Costa Rica gets most of its electricity from hydroelectric plants and a recent period of unusually heavy rain allowed the country to reach the milestone.
This month, Costa Rica’s state-run electricity company announced that the country had gone 75 days using only renewable resources for electricity. Costa Ricans are the first in the world to power their country for so long without the use of fossil fuels, and the record-breaking achievement was quickly picked up by news agencies all over the world.
For an area this large to go this long running on strictly renewable energy is truly unprecedented, although Costa Rica is a small country.
This year, Costa Rica saw heavy rainfalls, which were harnessed by a number of hydroelectric plants that have been built in the country. According the government agency, there have been no fossil fuels used to generate electricity since December of last year.
In addition to the hydroelectric plants, the country also has a number of geothermal energy sites, which account for 10% of the region’s energy reserves. New geothermal projects are expected to develop in the coming year as well.
“It’s good news that more geothermal will be coming on board, as there are obvious downsides of being too reliant on hydropower, especially run-of-the-river systems, which can be hindered by seasonal changes in water flow,” Jake Richardson, of Clean Technica told Science Alert. Jake Richardson, of Clean Technica told Science Alert.

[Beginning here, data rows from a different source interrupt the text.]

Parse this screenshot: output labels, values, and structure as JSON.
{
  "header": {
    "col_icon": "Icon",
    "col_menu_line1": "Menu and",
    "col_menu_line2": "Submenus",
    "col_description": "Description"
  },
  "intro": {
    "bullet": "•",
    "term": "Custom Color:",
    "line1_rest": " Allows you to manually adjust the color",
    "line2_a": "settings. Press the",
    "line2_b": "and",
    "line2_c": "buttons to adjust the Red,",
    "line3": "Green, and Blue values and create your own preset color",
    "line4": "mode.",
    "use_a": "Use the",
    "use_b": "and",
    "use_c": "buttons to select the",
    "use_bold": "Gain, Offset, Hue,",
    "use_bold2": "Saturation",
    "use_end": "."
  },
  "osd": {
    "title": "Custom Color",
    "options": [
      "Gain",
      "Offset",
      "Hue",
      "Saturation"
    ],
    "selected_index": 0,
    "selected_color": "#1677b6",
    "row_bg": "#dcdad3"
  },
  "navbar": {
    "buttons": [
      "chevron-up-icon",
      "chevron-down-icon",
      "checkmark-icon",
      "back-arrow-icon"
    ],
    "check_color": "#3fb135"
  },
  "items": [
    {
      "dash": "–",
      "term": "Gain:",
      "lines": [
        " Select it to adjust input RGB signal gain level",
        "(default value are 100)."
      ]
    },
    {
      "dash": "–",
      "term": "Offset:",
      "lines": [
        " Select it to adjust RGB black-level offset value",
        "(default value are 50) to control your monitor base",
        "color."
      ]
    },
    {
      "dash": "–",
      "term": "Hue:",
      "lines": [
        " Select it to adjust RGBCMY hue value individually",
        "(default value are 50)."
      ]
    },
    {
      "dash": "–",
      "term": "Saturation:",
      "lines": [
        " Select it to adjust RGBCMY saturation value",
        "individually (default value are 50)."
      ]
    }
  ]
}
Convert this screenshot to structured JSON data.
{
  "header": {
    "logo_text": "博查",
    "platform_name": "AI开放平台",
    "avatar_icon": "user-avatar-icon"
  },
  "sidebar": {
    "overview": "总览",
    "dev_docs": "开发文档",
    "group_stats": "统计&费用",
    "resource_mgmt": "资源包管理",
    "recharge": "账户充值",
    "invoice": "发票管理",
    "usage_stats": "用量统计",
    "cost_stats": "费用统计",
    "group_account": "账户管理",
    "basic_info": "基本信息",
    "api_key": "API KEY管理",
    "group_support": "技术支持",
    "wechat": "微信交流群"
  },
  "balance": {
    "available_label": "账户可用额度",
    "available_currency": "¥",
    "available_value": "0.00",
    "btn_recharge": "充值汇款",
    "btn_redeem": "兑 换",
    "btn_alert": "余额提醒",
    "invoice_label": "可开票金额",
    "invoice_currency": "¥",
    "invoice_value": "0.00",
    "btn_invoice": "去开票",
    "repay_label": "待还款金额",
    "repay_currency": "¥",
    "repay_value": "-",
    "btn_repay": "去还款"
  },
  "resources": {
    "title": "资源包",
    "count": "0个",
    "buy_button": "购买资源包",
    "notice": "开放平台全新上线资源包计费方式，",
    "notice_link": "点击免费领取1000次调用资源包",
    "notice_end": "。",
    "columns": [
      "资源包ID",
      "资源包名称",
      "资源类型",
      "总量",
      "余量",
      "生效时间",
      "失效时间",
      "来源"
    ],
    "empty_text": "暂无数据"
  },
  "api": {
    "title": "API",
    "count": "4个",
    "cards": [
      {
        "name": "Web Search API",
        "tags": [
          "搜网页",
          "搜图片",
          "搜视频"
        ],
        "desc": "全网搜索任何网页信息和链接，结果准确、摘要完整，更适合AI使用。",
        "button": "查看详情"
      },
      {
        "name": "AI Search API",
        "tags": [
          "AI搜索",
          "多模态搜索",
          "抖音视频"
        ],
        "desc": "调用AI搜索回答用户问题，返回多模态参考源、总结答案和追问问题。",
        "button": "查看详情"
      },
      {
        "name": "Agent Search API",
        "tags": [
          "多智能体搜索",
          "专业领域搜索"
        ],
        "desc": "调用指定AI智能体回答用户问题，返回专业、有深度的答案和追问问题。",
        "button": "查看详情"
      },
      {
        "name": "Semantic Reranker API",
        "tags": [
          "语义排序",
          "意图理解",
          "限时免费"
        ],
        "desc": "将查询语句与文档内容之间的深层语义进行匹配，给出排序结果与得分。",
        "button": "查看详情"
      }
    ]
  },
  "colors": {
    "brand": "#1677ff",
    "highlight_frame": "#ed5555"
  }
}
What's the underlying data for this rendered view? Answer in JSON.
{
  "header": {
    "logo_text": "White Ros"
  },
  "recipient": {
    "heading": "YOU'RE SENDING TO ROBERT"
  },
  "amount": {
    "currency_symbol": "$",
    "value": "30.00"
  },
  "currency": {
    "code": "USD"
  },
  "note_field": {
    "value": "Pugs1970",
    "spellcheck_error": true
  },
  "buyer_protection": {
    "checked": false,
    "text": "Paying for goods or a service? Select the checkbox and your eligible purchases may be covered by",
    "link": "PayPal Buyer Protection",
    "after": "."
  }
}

“Droughts can also severely impact power supplies. And there are also some environmental downsides to hydroelectric dams more generally, namely the impact on riparian ecosystems and passing fish,” he added.